Task statement:
Keep only the lines that hold the string "JSON", filtering out the rest of the entries below.

Recorded information:
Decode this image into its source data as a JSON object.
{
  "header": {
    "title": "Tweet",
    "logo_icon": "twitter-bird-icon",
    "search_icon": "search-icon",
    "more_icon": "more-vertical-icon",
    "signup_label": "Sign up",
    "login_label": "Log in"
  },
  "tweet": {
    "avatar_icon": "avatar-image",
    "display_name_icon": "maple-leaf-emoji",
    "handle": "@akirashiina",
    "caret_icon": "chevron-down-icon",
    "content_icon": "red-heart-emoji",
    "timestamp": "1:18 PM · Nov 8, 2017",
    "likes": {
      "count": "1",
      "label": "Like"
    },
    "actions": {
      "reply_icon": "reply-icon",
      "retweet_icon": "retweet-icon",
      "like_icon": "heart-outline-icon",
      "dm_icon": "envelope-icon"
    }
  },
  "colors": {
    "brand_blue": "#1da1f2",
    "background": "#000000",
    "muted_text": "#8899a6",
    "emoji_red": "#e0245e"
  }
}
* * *
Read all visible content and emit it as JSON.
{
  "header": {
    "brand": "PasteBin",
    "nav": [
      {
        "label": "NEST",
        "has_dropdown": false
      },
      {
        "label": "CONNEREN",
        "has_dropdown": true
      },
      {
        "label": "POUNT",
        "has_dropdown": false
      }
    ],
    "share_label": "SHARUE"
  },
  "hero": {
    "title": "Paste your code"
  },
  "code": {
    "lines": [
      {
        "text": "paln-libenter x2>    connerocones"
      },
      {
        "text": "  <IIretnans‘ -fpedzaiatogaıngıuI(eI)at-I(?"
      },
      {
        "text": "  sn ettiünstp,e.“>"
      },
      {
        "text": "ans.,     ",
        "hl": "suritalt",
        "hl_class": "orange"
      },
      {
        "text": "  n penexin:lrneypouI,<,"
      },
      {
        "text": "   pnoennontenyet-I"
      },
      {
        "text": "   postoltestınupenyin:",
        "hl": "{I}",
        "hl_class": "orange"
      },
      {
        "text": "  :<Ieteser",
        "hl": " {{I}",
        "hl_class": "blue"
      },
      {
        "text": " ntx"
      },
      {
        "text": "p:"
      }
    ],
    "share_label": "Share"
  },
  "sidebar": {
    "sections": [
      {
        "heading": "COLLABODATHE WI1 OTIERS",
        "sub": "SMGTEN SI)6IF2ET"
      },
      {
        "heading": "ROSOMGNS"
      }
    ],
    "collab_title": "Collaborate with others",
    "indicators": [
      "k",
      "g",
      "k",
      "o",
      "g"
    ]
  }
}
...
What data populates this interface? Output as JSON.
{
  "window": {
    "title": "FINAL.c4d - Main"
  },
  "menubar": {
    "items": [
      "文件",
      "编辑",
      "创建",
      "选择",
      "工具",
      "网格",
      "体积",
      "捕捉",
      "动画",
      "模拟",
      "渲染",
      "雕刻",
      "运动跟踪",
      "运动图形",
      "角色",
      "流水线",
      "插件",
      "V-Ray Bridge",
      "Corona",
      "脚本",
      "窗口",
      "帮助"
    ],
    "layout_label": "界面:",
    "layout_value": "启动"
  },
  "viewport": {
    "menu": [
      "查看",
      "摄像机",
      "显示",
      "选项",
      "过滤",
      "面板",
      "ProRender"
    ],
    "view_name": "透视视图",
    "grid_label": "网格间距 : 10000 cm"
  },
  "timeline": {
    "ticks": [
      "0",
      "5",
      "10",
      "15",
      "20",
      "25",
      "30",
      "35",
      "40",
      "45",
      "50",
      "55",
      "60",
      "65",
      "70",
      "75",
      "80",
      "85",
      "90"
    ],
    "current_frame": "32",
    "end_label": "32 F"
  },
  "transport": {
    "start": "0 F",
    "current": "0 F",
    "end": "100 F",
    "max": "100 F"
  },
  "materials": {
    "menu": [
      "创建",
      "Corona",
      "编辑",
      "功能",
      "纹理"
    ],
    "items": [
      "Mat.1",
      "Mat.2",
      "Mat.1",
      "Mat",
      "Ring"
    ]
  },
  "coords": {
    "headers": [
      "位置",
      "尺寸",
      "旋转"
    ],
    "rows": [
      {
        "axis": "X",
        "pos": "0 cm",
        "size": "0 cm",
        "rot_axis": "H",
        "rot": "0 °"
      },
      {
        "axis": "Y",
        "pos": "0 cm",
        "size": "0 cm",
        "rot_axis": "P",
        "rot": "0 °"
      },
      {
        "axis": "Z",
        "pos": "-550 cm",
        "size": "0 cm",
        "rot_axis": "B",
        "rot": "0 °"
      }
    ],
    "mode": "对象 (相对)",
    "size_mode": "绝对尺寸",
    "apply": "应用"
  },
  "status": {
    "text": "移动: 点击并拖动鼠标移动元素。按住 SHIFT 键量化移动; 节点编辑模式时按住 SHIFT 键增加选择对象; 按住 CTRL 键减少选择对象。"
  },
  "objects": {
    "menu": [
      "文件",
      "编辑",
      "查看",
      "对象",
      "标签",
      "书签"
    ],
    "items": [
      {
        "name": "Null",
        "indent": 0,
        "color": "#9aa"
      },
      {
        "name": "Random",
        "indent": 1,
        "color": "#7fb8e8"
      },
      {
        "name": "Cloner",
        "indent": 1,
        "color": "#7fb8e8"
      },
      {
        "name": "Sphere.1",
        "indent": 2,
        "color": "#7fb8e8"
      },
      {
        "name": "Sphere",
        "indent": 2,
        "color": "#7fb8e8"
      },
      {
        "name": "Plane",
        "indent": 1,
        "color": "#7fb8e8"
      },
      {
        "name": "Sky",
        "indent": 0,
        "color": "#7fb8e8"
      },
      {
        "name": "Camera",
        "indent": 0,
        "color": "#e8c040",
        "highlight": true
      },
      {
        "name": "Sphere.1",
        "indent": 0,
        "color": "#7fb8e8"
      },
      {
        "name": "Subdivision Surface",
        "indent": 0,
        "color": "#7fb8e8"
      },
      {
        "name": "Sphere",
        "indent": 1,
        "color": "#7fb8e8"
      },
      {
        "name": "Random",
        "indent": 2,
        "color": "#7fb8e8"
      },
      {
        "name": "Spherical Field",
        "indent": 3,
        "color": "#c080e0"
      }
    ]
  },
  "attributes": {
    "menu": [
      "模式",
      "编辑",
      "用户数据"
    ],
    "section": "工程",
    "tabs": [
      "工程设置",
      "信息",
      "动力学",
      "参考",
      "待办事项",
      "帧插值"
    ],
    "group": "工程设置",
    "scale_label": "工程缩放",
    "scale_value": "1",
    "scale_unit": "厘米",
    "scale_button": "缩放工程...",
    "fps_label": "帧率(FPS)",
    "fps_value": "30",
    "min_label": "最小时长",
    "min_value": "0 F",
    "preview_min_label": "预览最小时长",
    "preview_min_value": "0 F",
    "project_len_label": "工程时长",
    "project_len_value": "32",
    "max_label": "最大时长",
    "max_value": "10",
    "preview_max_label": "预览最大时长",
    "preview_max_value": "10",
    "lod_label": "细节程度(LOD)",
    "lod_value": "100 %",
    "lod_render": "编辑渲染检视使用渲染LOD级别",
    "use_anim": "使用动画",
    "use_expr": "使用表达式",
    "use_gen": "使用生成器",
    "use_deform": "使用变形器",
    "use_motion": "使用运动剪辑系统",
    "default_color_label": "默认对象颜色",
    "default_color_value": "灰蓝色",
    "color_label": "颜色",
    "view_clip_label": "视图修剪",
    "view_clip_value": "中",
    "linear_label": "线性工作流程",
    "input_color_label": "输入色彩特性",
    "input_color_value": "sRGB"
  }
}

Answer for this exercise:
Decode this image into its source data as a JSON object.
Read all visible content and emit it as JSON.
What data populates this interface? Output as JSON.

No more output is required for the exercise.